- [Activity]: What lines in the listing below hold the string "icon"? Please copy them out.

- [Given entries]:
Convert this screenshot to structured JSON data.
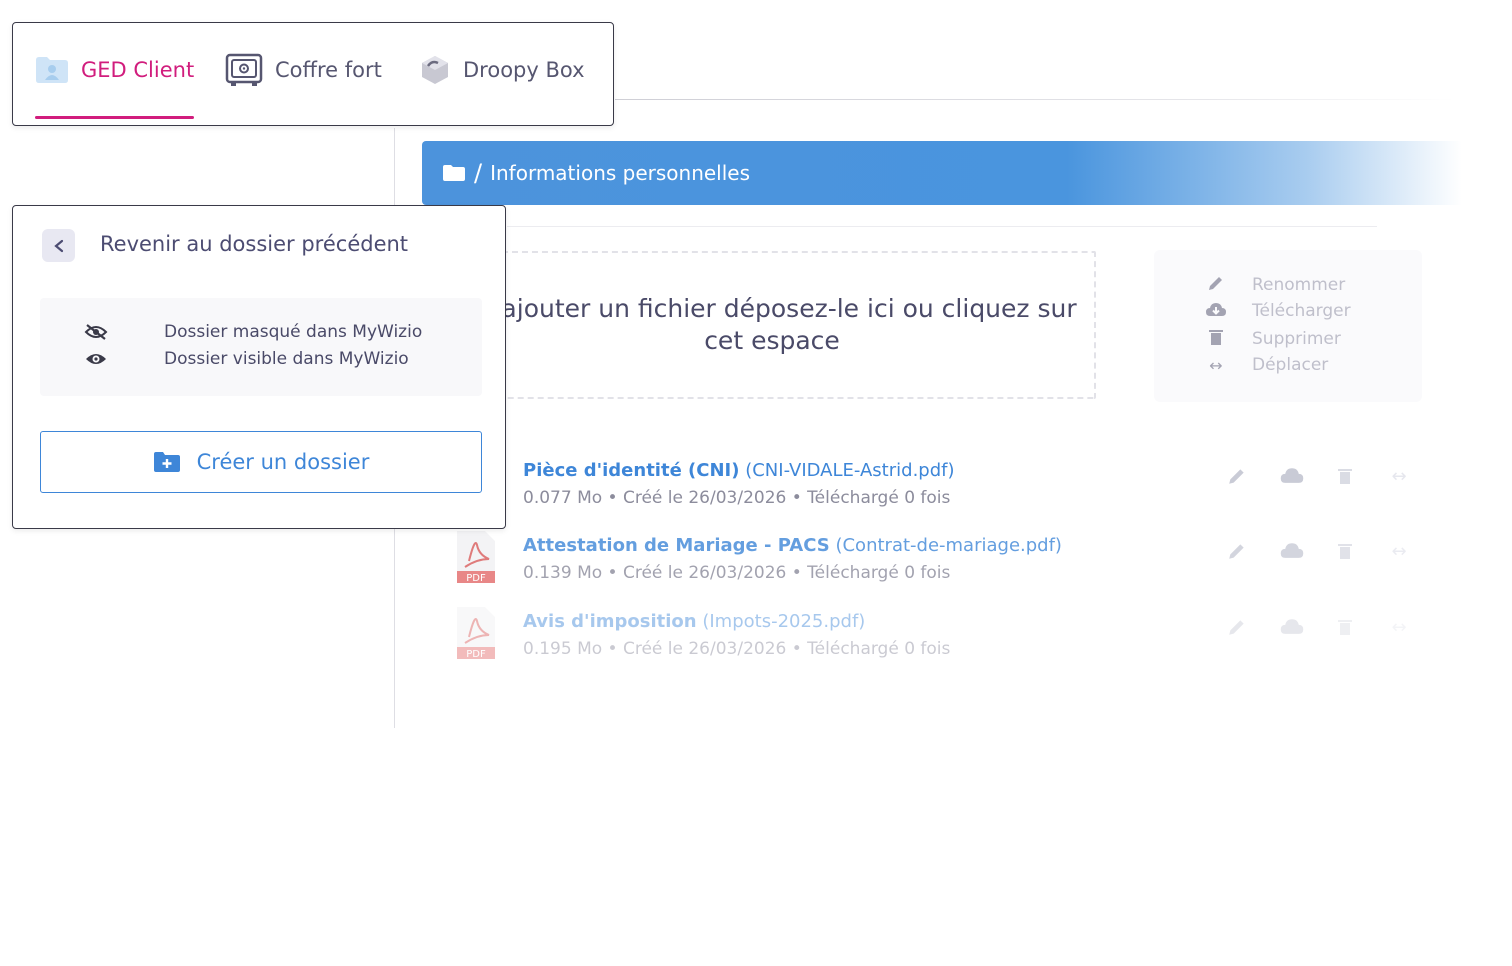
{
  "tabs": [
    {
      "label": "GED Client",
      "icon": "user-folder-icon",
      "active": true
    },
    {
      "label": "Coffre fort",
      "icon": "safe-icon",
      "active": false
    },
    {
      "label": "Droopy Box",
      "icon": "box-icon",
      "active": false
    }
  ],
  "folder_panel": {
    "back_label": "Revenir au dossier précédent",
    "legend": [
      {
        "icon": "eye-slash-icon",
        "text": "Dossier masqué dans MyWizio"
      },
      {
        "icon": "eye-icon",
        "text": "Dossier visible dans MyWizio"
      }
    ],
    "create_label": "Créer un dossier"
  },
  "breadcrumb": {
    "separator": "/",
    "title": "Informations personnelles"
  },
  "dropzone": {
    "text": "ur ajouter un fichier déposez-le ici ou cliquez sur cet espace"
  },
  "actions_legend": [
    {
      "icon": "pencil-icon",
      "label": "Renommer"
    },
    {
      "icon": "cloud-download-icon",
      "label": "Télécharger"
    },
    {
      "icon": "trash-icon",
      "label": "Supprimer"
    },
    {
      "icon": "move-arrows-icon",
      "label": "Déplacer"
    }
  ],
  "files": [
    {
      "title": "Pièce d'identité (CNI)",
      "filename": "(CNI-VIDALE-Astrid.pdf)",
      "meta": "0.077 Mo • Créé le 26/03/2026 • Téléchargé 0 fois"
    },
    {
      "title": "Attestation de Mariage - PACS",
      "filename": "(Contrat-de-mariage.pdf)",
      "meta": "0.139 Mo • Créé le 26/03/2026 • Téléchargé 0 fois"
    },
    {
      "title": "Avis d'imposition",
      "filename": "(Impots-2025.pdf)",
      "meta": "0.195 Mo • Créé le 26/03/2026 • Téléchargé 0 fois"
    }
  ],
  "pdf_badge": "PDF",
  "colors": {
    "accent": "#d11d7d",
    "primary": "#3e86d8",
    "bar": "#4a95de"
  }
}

- [Output for this exercise]:
      "icon": "user-folder-icon",
      "icon": "safe-icon",
      "icon": "box-icon",
        "icon": "eye-slash-icon",
        "icon": "eye-icon",
      "icon": "pencil-icon",
      "icon": "cloud-download-icon",
      "icon": "trash-icon",
      "icon": "move-arrows-icon",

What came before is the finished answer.